To get the facts straight, Strong not only studied four respected books on the subject, but, over a three-week span, interviewed more than 40 participants, many of whom are portrayed in the film, including the real Klain and Baker. "I don't have a journalism background, so I instead focused on their feelings and what their experience was, to get a sense of how it affected them as people," the writer explains.

Director Roach also sought to portray the characters in the film as real people, to help the audience get inside their experience. "He really tried to humanize (my character) and keep a balance, so it was never a caricature," says Dern, who plays Florida Secretary of State Katherine Harris.

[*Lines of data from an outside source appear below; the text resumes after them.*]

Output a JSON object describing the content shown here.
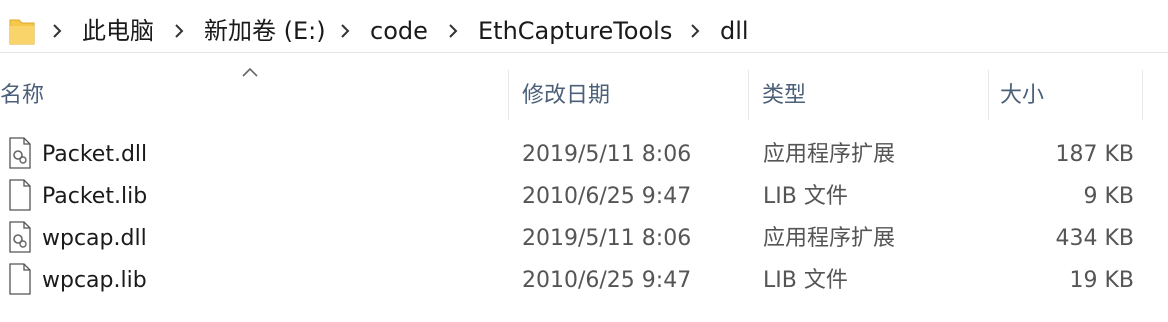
{
  "address": {
    "folder_icon": "folder-icon",
    "crumbs": [
      "此电脑",
      "新加卷 (E:)",
      "code",
      "EthCaptureTools",
      "dll"
    ]
  },
  "columns": {
    "name": "名称",
    "modified": "修改日期",
    "type": "类型",
    "size": "大小",
    "sort": "ascending"
  },
  "files": [
    {
      "name": "Packet.dll",
      "modified": "2019/5/11 8:06",
      "type": "应用程序扩展",
      "size": "187 KB",
      "icon": "dll-file-icon"
    },
    {
      "name": "Packet.lib",
      "modified": "2010/6/25 9:47",
      "type": "LIB 文件",
      "size": "9 KB",
      "icon": "generic-file-icon"
    },
    {
      "name": "wpcap.dll",
      "modified": "2019/5/11 8:06",
      "type": "应用程序扩展",
      "size": "434 KB",
      "icon": "dll-file-icon"
    },
    {
      "name": "wpcap.lib",
      "modified": "2010/6/25 9:47",
      "type": "LIB 文件",
      "size": "19 KB",
      "icon": "generic-file-icon"
    }
  ],
  "colors": {
    "folder": "#f5c84c",
    "header_text": "#4c607a"
  }
}
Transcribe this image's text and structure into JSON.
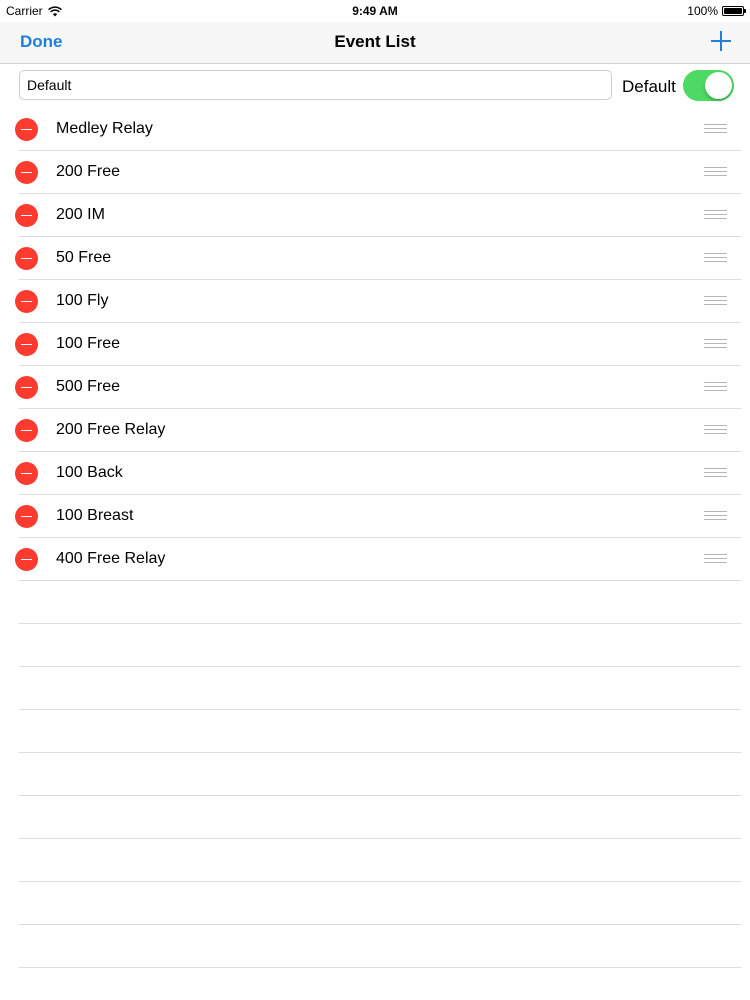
{
  "status_bar": {
    "carrier": "Carrier",
    "time": "9:49 AM",
    "battery_text": "100%",
    "battery_level": 1.0
  },
  "nav_bar": {
    "done_label": "Done",
    "title": "Event List",
    "add_icon": "plus-icon"
  },
  "header": {
    "name_value": "Default",
    "default_label": "Default",
    "default_switch_on": true
  },
  "events": [
    {
      "label": "Medley Relay"
    },
    {
      "label": "200 Free"
    },
    {
      "label": "200 IM"
    },
    {
      "label": "50 Free"
    },
    {
      "label": "100 Fly"
    },
    {
      "label": "100 Free"
    },
    {
      "label": "500 Free"
    },
    {
      "label": "200 Free Relay"
    },
    {
      "label": "100 Back"
    },
    {
      "label": "100 Breast"
    },
    {
      "label": "400 Free Relay"
    }
  ],
  "colors": {
    "accent": "#1f7fdb",
    "delete": "#ff3b30",
    "switch_on": "#4cd964"
  }
}
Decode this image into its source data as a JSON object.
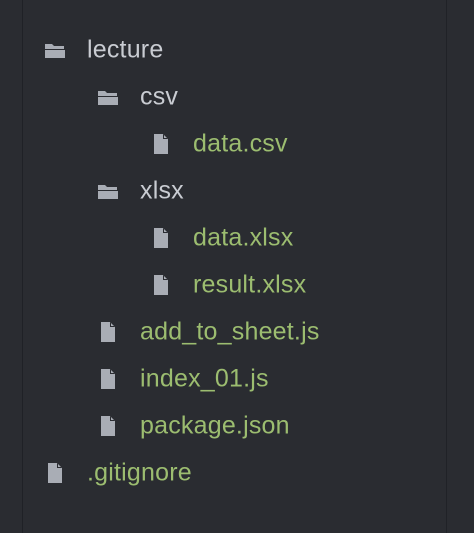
{
  "colors": {
    "background": "#2a2c31",
    "folder_text": "#c9ccd2",
    "file_text": "#9cbd70",
    "icon": "#a9adb5"
  },
  "tree": [
    {
      "type": "folder",
      "label": "lecture",
      "depth": 0,
      "icon": "folder-open-icon"
    },
    {
      "type": "folder",
      "label": "csv",
      "depth": 1,
      "icon": "folder-open-icon"
    },
    {
      "type": "file",
      "label": "data.csv",
      "depth": 2,
      "icon": "file-icon"
    },
    {
      "type": "folder",
      "label": "xlsx",
      "depth": 1,
      "icon": "folder-open-icon"
    },
    {
      "type": "file",
      "label": "data.xlsx",
      "depth": 2,
      "icon": "file-icon"
    },
    {
      "type": "file",
      "label": "result.xlsx",
      "depth": 2,
      "icon": "file-icon"
    },
    {
      "type": "file",
      "label": "add_to_sheet.js",
      "depth": 1,
      "icon": "file-icon"
    },
    {
      "type": "file",
      "label": "index_01.js",
      "depth": 1,
      "icon": "file-icon"
    },
    {
      "type": "file",
      "label": "package.json",
      "depth": 1,
      "icon": "file-icon"
    },
    {
      "type": "file",
      "label": ".gitignore",
      "depth": 0,
      "icon": "file-icon"
    }
  ]
}
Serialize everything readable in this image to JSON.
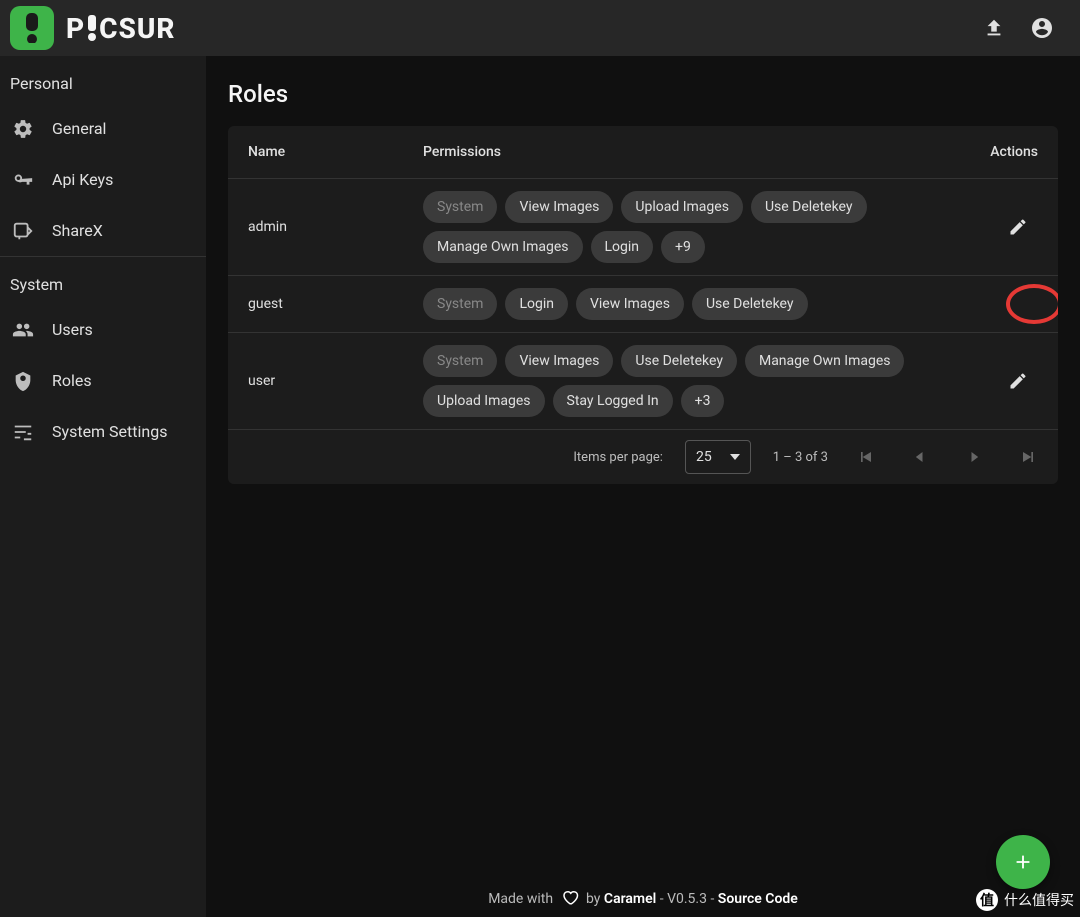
{
  "appbar": {
    "brand": "PICSUR"
  },
  "sidebar": {
    "sections": [
      {
        "header": "Personal",
        "items": [
          {
            "icon": "gear",
            "label": "General"
          },
          {
            "icon": "key",
            "label": "Api Keys"
          },
          {
            "icon": "share",
            "label": "ShareX"
          }
        ]
      },
      {
        "header": "System",
        "items": [
          {
            "icon": "people",
            "label": "Users"
          },
          {
            "icon": "shield",
            "label": "Roles"
          },
          {
            "icon": "tune",
            "label": "System Settings"
          }
        ]
      }
    ]
  },
  "page": {
    "title": "Roles",
    "columns": {
      "name": "Name",
      "permissions": "Permissions",
      "actions": "Actions"
    },
    "rows": [
      {
        "name": "admin",
        "perms": [
          {
            "label": "System",
            "muted": true
          },
          {
            "label": "View Images"
          },
          {
            "label": "Upload Images"
          },
          {
            "label": "Use Deletekey"
          },
          {
            "label": "Manage Own Images"
          },
          {
            "label": "Login"
          },
          {
            "label": "+9"
          }
        ],
        "highlighted": false
      },
      {
        "name": "guest",
        "perms": [
          {
            "label": "System",
            "muted": true
          },
          {
            "label": "Login"
          },
          {
            "label": "View Images"
          },
          {
            "label": "Use Deletekey"
          }
        ],
        "highlighted": true
      },
      {
        "name": "user",
        "perms": [
          {
            "label": "System",
            "muted": true
          },
          {
            "label": "View Images"
          },
          {
            "label": "Use Deletekey"
          },
          {
            "label": "Manage Own Images"
          },
          {
            "label": "Upload Images"
          },
          {
            "label": "Stay Logged In"
          },
          {
            "label": "+3"
          }
        ],
        "highlighted": false
      }
    ],
    "paginator": {
      "items_per_page_label": "Items per page:",
      "items_per_page_value": "25",
      "range_label": "1 – 3 of 3"
    }
  },
  "footer": {
    "made_with": "Made with",
    "by": "by",
    "author": "Caramel",
    "version": " - V0.5.3 - ",
    "source": "Source Code"
  },
  "watermark": {
    "char": "值",
    "text": "什么值得买"
  }
}
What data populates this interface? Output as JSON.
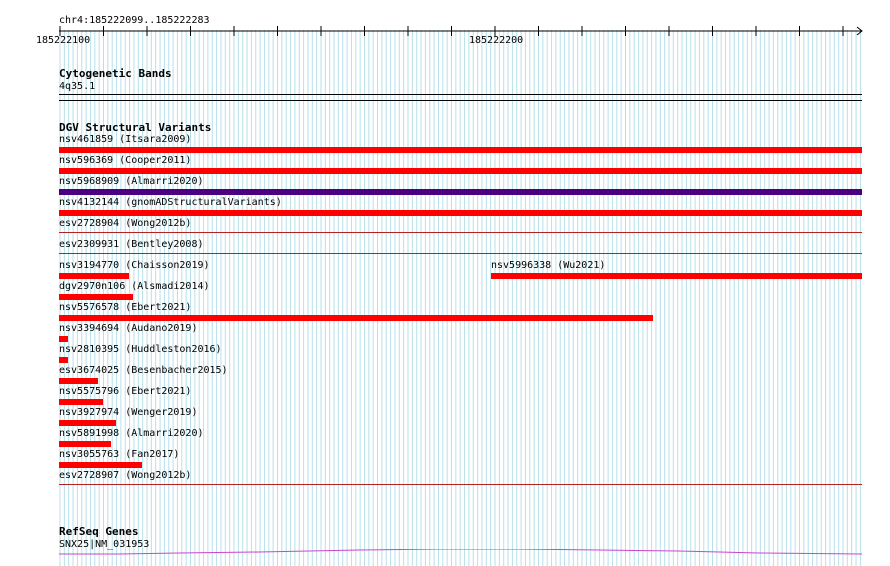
{
  "coords": {
    "region": "chr4:185222099..185222283",
    "ticks": [
      "185222100",
      "185222200"
    ]
  },
  "cytoband": {
    "title": "Cytogenetic Bands",
    "band": "4q35.1"
  },
  "dgv": {
    "title": "DGV Structural Variants",
    "colors": {
      "loss": "#ff0000",
      "gain_loss": "#4b0082",
      "separator": "#b22222"
    },
    "rows": [
      {
        "label": "nsv461859 (Itsara2009)",
        "color": "#ff0000",
        "start": 185222099,
        "end": 185222283,
        "bar": true
      },
      {
        "label": "nsv596369 (Cooper2011)",
        "color": "#ff0000",
        "start": 185222099,
        "end": 185222283,
        "bar": true
      },
      {
        "label": "nsv5968909 (Almarri2020)",
        "color": "#4b0082",
        "start": 185222099,
        "end": 185222283,
        "bar": true
      },
      {
        "label": "nsv4132144 (gnomADStructuralVariants)",
        "color": "#ff0000",
        "start": 185222099,
        "end": 185222283,
        "bar": true
      },
      {
        "label": "esv2728904 (Wong2012b)",
        "color": "#b22222",
        "start": 185222099,
        "end": 185222283,
        "bar": false
      },
      {
        "label": "esv2309931 (Bentley2008)",
        "color": "#b22222",
        "start": 185222099,
        "end": 185222283,
        "bar": false
      },
      {
        "label": "nsv3194770 (Chaisson2019)",
        "color": "#ff0000",
        "start": 185222099,
        "end": 185222115,
        "bar": true
      },
      {
        "label": "nsv5996338 (Wu2021)",
        "color": "#ff0000",
        "start": 185222198,
        "end": 185222283,
        "bar": true
      },
      {
        "label": "dgv2970n106 (Alsmadi2014)",
        "color": "#ff0000",
        "start": 185222099,
        "end": 185222116,
        "bar": true
      },
      {
        "label": "nsv5576578 (Ebert2021)",
        "color": "#ff0000",
        "start": 185222099,
        "end": 185222235,
        "bar": true
      },
      {
        "label": "nsv3394694 (Audano2019)",
        "color": "#ff0000",
        "start": 185222099,
        "end": 185222101,
        "bar": true
      },
      {
        "label": "nsv2810395 (Huddleston2016)",
        "color": "#ff0000",
        "start": 185222099,
        "end": 185222101,
        "bar": true
      },
      {
        "label": "esv3674025 (Besenbacher2015)",
        "color": "#ff0000",
        "start": 185222099,
        "end": 185222108,
        "bar": true
      },
      {
        "label": "nsv5575796 (Ebert2021)",
        "color": "#ff0000",
        "start": 185222099,
        "end": 185222109,
        "bar": true
      },
      {
        "label": "nsv3927974 (Wenger2019)",
        "color": "#ff0000",
        "start": 185222099,
        "end": 185222112,
        "bar": true
      },
      {
        "label": "nsv5891998 (Almarri2020)",
        "color": "#ff0000",
        "start": 185222099,
        "end": 185222111,
        "bar": true
      },
      {
        "label": "nsv3055763 (Fan2017)",
        "color": "#ff0000",
        "start": 185222099,
        "end": 185222118,
        "bar": true
      },
      {
        "label": "esv2728907 (Wong2012b)",
        "color": "#b22222",
        "start": 185222099,
        "end": 185222283,
        "bar": false
      }
    ]
  },
  "refseq": {
    "title": "RefSeq Genes",
    "gene": "SNX25|NM_031953",
    "color": "#cc44cc"
  }
}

Because she also held the title of co-chair to Bush's Florida campaign, Harris found herself at the center of the election storm. "She was very torn — less by morality and more by confusion," Dern suggests.

Though Harris didn't make herself available to Strong for interviewing, Dern did study countless press conference videotapes, learning to mimic Harris' emotional swing. "She'd seem in command one minute and out of breath and terrified the next."

Klain himself was well known to the politically involved Spacey, but the actor found that he, like many Americans, actually knew very little about what had taken place in Florida. As for his character, Spacey attempts to portray, again, the emotional roller coaster Klain went through during the process.

"I tried to get a sense of what it was like getting up every day and not knowing which way it was going to go, and always thinking it's going to be over — and it wasn't over," he explains, referring to the many fruitless attempts to restart the recount machinery.

Klain's drive, Spacey says, was not focused on Gore, but more on the electoral process. "His mandate the entire time was just, 'Let's just get all the votes counted.' Which doesn't seem unreasonable."

Assisting Klain was Gore's national field director, Michael Whouley, whose colorful vocabulary seems perfectly suited to the actor portraying him — Leary. "Whouley's not known for being prone to caring about people's feelings," he says, laughing.

Leary says the message of the film is simple: "Vote. I'm always astounded by how many people walk around and say, 'Oh, I don't really pay any attention to politics."'

I have a lot of relatives in Ireland, and not only do they know what goes on in Europe, but they eyeball what we do over here."

Spacey agrees: "If we're going to be looked at around the world as the bastion of democratic process, then it's our obligation to get it right."